## Task to carry out
Check every line below for the string "duration". Copy the ones that have it.

## Records shown
+===+

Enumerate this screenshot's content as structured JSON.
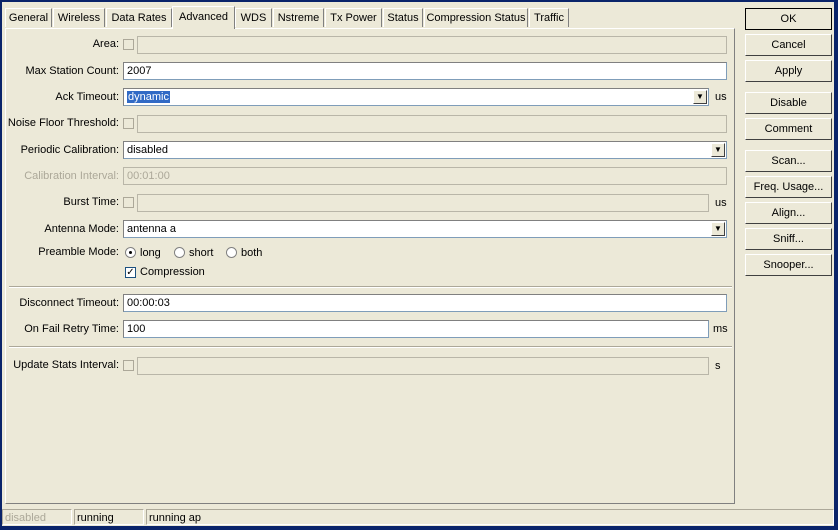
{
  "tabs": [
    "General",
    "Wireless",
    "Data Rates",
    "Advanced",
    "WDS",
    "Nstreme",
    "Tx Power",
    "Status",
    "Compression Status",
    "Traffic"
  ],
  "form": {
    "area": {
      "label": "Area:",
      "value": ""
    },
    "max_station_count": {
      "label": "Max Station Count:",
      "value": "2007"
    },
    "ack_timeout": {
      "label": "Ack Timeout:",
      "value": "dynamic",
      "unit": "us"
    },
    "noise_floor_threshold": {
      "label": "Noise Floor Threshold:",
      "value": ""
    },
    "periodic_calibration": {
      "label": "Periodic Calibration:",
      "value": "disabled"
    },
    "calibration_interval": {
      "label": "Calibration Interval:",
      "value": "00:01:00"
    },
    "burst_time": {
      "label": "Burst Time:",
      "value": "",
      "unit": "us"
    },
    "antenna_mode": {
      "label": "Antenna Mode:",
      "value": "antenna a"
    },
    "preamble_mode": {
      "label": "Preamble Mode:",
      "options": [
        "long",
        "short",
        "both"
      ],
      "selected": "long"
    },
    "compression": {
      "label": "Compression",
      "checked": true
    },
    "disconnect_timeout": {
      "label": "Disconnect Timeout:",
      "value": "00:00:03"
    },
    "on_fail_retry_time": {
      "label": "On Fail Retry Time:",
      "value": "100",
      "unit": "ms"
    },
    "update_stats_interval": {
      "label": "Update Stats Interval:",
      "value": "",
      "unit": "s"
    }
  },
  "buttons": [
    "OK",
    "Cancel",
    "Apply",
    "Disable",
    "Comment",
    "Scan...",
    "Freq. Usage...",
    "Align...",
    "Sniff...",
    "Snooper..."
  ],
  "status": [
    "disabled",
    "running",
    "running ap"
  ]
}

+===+

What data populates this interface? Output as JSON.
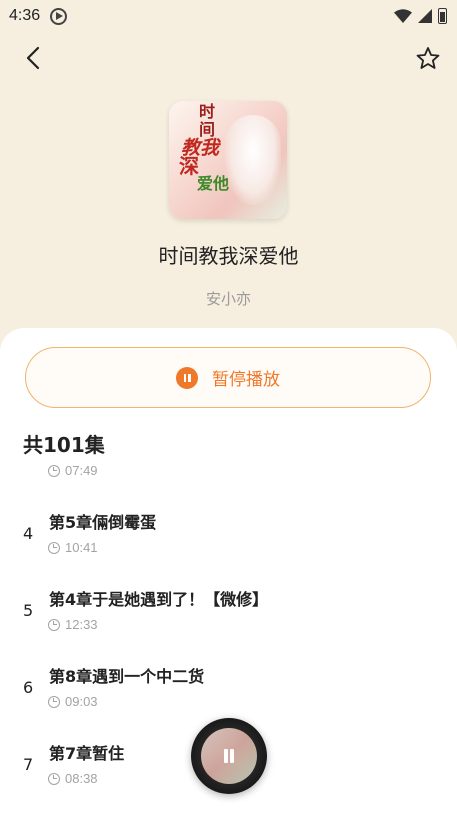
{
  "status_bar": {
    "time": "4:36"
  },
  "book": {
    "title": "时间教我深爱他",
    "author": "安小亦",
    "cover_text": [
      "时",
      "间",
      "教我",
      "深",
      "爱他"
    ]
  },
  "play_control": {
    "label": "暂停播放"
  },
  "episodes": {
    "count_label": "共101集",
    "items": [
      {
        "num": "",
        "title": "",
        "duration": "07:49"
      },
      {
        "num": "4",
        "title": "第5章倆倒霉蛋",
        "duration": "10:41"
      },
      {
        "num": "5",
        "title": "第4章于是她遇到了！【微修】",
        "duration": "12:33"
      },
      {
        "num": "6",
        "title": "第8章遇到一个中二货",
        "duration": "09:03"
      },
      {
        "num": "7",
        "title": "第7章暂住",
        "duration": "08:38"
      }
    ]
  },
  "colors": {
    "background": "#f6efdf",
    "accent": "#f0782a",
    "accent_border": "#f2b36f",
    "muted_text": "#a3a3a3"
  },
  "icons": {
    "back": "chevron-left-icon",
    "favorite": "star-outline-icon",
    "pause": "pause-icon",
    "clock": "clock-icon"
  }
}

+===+

## Response to the task
        "duration": "07:49"
        "duration": "10:41"
        "duration": "12:33"
        "duration": "09:03"
        "duration": "08:38"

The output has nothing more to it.